"That's definitely him. I'm really scared now," Ana Christina Fernandes told a British policeman Thursday as he showed her a picture. A grainy CCTV (closed circuit television) photo showed a young man in tracksuit pants and a white tank top boarding the No. 220 bus. She identified Osman Hussain as her London neighbor.
A day later, the same man, who police say tried to set off one of four bombs on July 21, was captured by Italian police in Rome. He was betrayed by his mobile phone. Mr. Hussain was using a relative's cellphone as he traveled from Britain to France and Italy. By tracing the phone, Italian police pinpointed Hussain's location. This weekend, police say, they captured all four of the 7/21 London attackers, and technology proved a crucial tool in cracking the cases.
"There are a lot of lessons for other European capitals about using CCTV for both prevention and tracking of terrorism," says Magnus Ranstorp, a terrorism expert at St. Andrews University in Scotland. "I doubt very much that the 7/21 bombers would have been caught so quickly had there not been CCTV cameras that allowed police to work with the public."
Britain's investigation into the bombings which have twice struck London in three weeks has been sped along by the use of new and evolving technologies like CCTV and mobile phones, which have allowed police to identify suspects quickly and trace their movements around the world.
The string of contacts - and arrests - continued over the weekend. Police arrested six people Sunday they say were involved in the failed July 21 London transit bombings and were reportedly investigating the attackers' ties to Saudi Arabia and Italy, hurrying to track down any accomplices to prevent more attacks.
Police sources told the Sunday Telegraph that Mr. Hussain, an Ethiopian-born British citizen, called Saudi Arabia hours before his arrest. A legal expert familiar with the investigation told the Associated Press in Rome that Hussain admitted to a role in the attacks but said it was only intended to be an attention-grabbing strike.
Hussain told Italian police that the bombers had been led by a man called "Muktar," the Rome daily La Repubblica reported.
Suspect Muktar Said Ibrahim was arrested Friday in London. The Sunday Times said the Ethiopian-born Briton went to Saudi Arabia in 2003 on a month-long visit, telling friends he went for training.
In Pakistan, police are painstakingly analyzing the mobile phone records of the two 7/7 suspects who visited the country. While officials stress that it is a tedious process, it has already yielded the name of at least one significant suspect: Masoud Azhar, leader of the Jaish-e-Mohammed (Army of Mohammed).
But the clever use of technology is not the exclusive domain of law enforcement. It is equally a tool of terrorists. "The instruments of globalization have afforded [terrorists] a great degree of anonymity and mobility," notes Mr. Ranstorp, citing terrorist organizations' fondness for pre-paid phone cards, one-time use satellite phones, and coded e-mails as means of coordinating their activities.

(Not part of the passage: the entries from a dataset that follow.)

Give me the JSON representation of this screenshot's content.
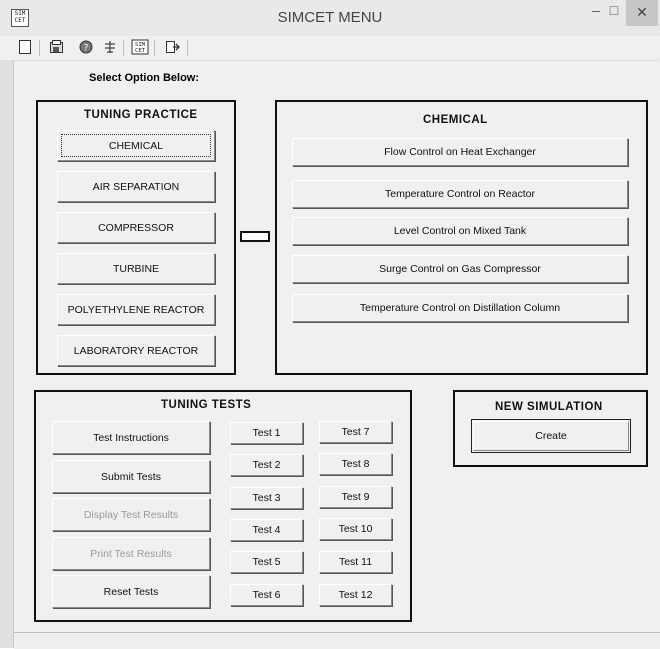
{
  "window": {
    "title": "SIMCET MENU",
    "app_icon_text": "SIM\nCET",
    "controls": {
      "minimize": "–",
      "maximize": "□",
      "close": "✕"
    }
  },
  "toolbar": {
    "icons": [
      "new-doc-icon",
      "open-folder-icon",
      "help-icon",
      "settings-icon",
      "simcet-icon",
      "exit-icon"
    ]
  },
  "main": {
    "select_label": "Select Option Below:",
    "tuning_practice": {
      "title": "TUNING PRACTICE",
      "buttons": [
        "CHEMICAL",
        "AIR SEPARATION",
        "COMPRESSOR",
        "TURBINE",
        "POLYETHYLENE REACTOR",
        "LABORATORY REACTOR"
      ]
    },
    "chemical": {
      "title": "CHEMICAL",
      "buttons": [
        "Flow Control on Heat Exchanger",
        "Temperature Control on Reactor",
        "Level Control on Mixed Tank",
        "Surge Control on Gas Compressor",
        "Temperature Control on Distillation Column"
      ]
    },
    "tuning_tests": {
      "title": "TUNING TESTS",
      "actions": [
        "Test Instructions",
        "Submit Tests",
        "Display Test Results",
        "Print Test Results",
        "Reset Tests"
      ],
      "tests_col1": [
        "Test 1",
        "Test 2",
        "Test 3",
        "Test 4",
        "Test 5",
        "Test 6"
      ],
      "tests_col2": [
        "Test 7",
        "Test 8",
        "Test 9",
        "Test 10",
        "Test 11",
        "Test 12"
      ]
    },
    "new_simulation": {
      "title": "NEW SIMULATION",
      "create": "Create"
    }
  }
}
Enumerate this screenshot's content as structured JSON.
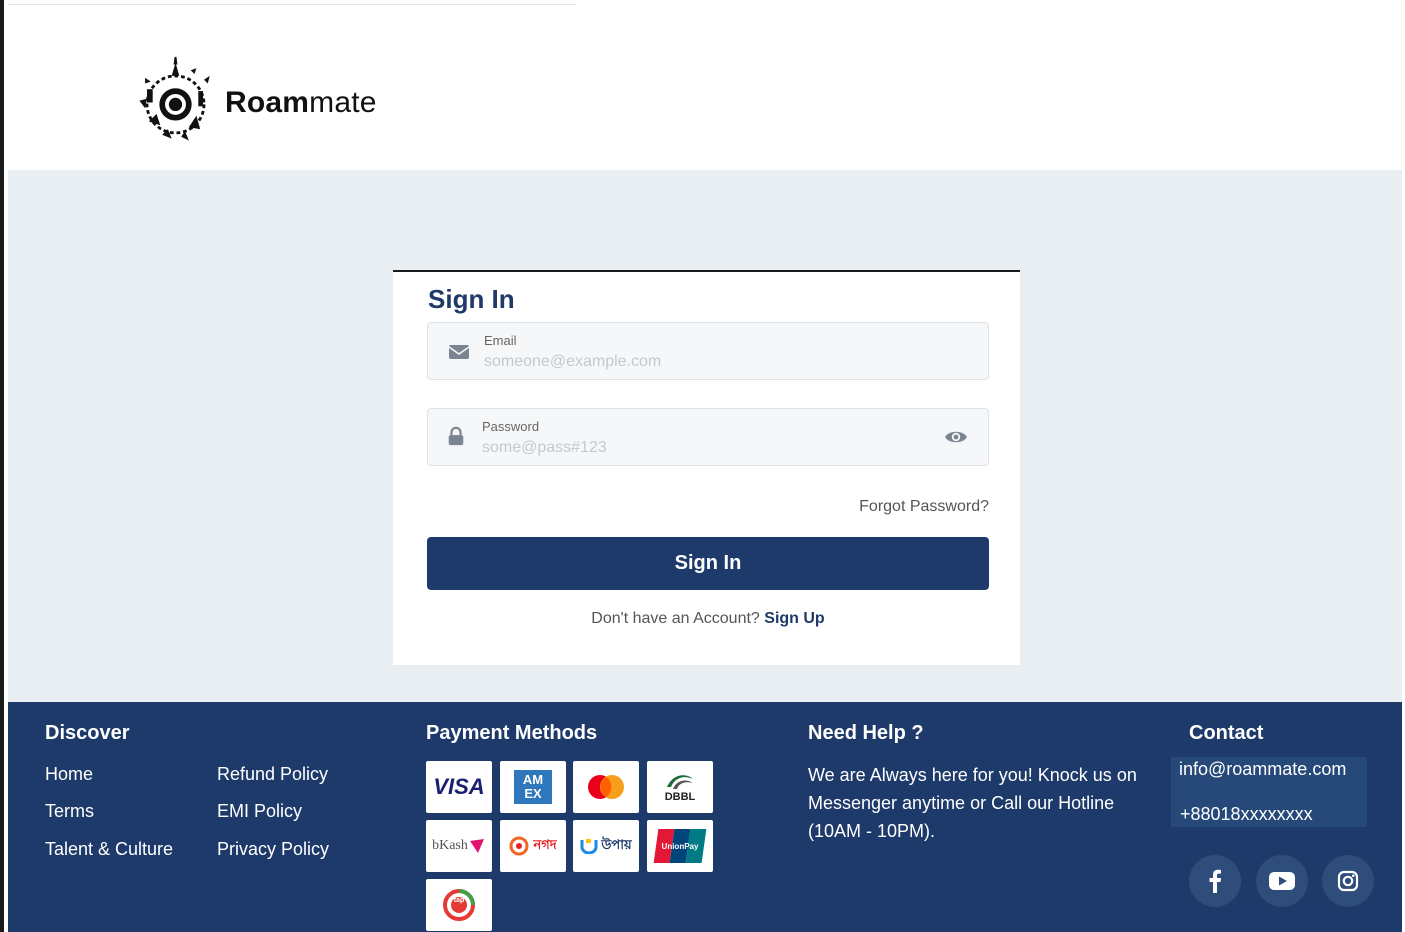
{
  "brand": {
    "logo_text_bold": "Roam",
    "logo_text_light": "mate"
  },
  "signin": {
    "title": "Sign In",
    "email": {
      "label": "Email",
      "placeholder": "someone@example.com",
      "icon": "envelope-icon"
    },
    "password": {
      "label": "Password",
      "placeholder": "some@pass#123",
      "icon": "lock-icon",
      "toggle_icon": "eye-icon"
    },
    "forgot_label": "Forgot Password?",
    "button_label": "Sign In",
    "no_account_text": "Don't have an Account?",
    "signup_label": "Sign Up"
  },
  "footer": {
    "discover": {
      "title": "Discover",
      "links_col1": [
        "Home",
        "Terms",
        "Talent & Culture"
      ],
      "links_col2": [
        "Refund Policy",
        "EMI Policy",
        "Privacy Policy"
      ]
    },
    "payment": {
      "title": "Payment Methods",
      "methods": [
        "VISA",
        "AMEX",
        "Mastercard",
        "DBBL",
        "bKash",
        "Nagad",
        "Upay",
        "UnionPay",
        "tap"
      ],
      "labels": {
        "visa": "VISA",
        "amex": "AM EX",
        "dbbl": "DBBL",
        "bkash": "bKash",
        "nagad": "নগদ",
        "upay": "উপায়",
        "unionpay": "UnionPay",
        "tap": "tap"
      }
    },
    "help": {
      "title": "Need Help ?",
      "text": "We are Always here for you! Knock us on Messenger anytime or Call our Hotline (10AM - 10PM)."
    },
    "contact": {
      "title": "Contact",
      "email": "info@roammate.com",
      "phone": "+88018xxxxxxxx",
      "social_icons": [
        "facebook-icon",
        "youtube-icon",
        "instagram-icon"
      ]
    }
  },
  "colors": {
    "primary": "#1d3a6a",
    "page_bg": "#e9eef3",
    "footer_box": "#26497a",
    "social_bg": "#2e4d7a"
  }
}
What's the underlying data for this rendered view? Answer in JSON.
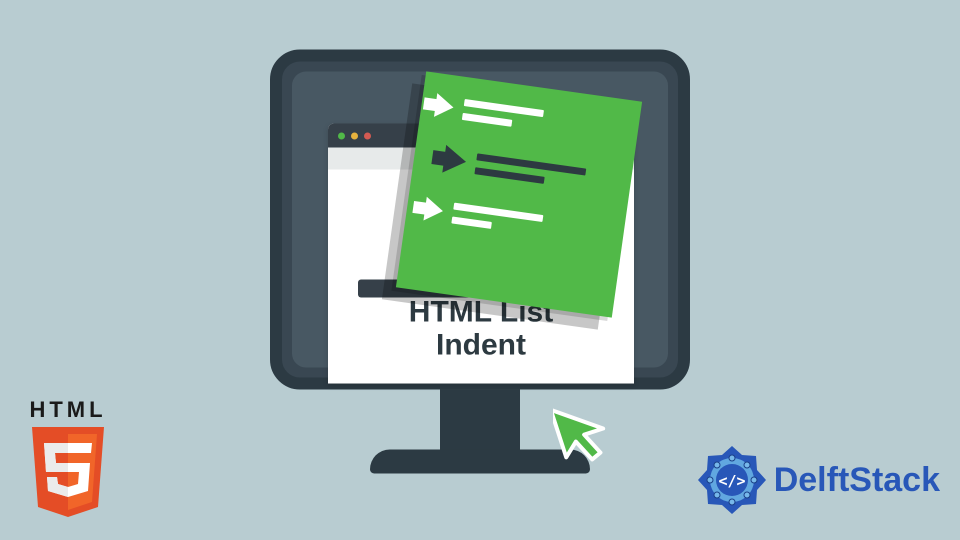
{
  "illustration": {
    "title_line1": "HTML List",
    "title_line2": "Indent"
  },
  "logos": {
    "html5_label": "HTML",
    "delftstack_label": "DelftStack"
  },
  "colors": {
    "background": "#b8ccd1",
    "monitor_dark": "#2c3a43",
    "monitor_mid": "#394752",
    "green": "#51b948",
    "accent_blue": "#2857b8",
    "html5_orange": "#e44d26"
  }
}
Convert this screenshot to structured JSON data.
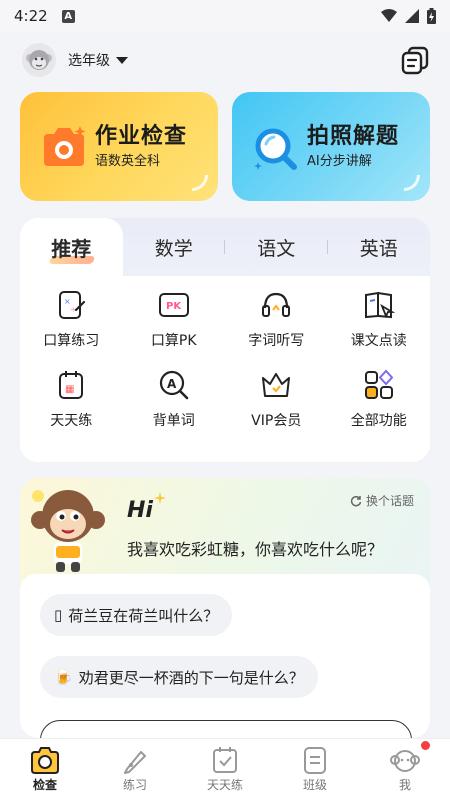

Terrorist organizations have also made use of technology to distribute both their ideology and training. Islamist websites show slickly produced instructional videos on such things as building bombs and pulling off a successful kidnapping. And in the event the hostage is executed, the videos can be shown online to a world audience to simultaneously recruit new terrorists and sow fear.
When the police make swift progress, Ranstorp says, it's often because the terrorists may have made mistakes in their use of communication technology. "It's a double-edged sword," he says. "It depends on how well-versed [terrorists] are at covering their tracks. If they are careless, all the police need is one break."
Suicide bombers in particular, he says, are less likely to care about concealing their support network so long as they are able to carry out their attack. "In Madrid, there were a lot of people on the periphery of the [May 2004] bombings who were expendable," says Ranstorp.
In Britain, as CCTV cameras have sprouted across the land during the last decade, more Britons have joked - and civil libertarians have complained - that they have become the most watched people on earth. It's estimated that there is one camera for every 14 people here; in big cities like London, it can mean that nearly all a person's movements from the moment he or she leaves the house are caught on tape.
But it is a boon to police investigators working frantically to avert expected further attacks. In the course of the London bombings' investigation, they have scrutinized some 15,000 CCTV tapes. After the 7/7 bombings, the release of images of the four suspects triggered hundreds of calls and e-mails; a subsequent series of raids netted an abandoned car, with leftover explosives, which helped police identify the bombers.
Last Thursday, 6,000 police fanned across London in the largest security exercise since World War II. The blunt, boots-on-the-ground show of force had been prompted, police officials announced Sunday, by intelligence suggesting that a third Islamist terror cell is planning a wave of suicide attacks on "soft targets" in central London such as the Tube.
Science and technology are critical tools. But Metropolitan Police Commissioner Sir Ian Blair stressed to the BBC this weekend the importance of tried-and-true police assets: firepower, forensic experts to analyze bombs and bomb traces, and "good old-fashioned detective legwork."
• Wire services were used in this report.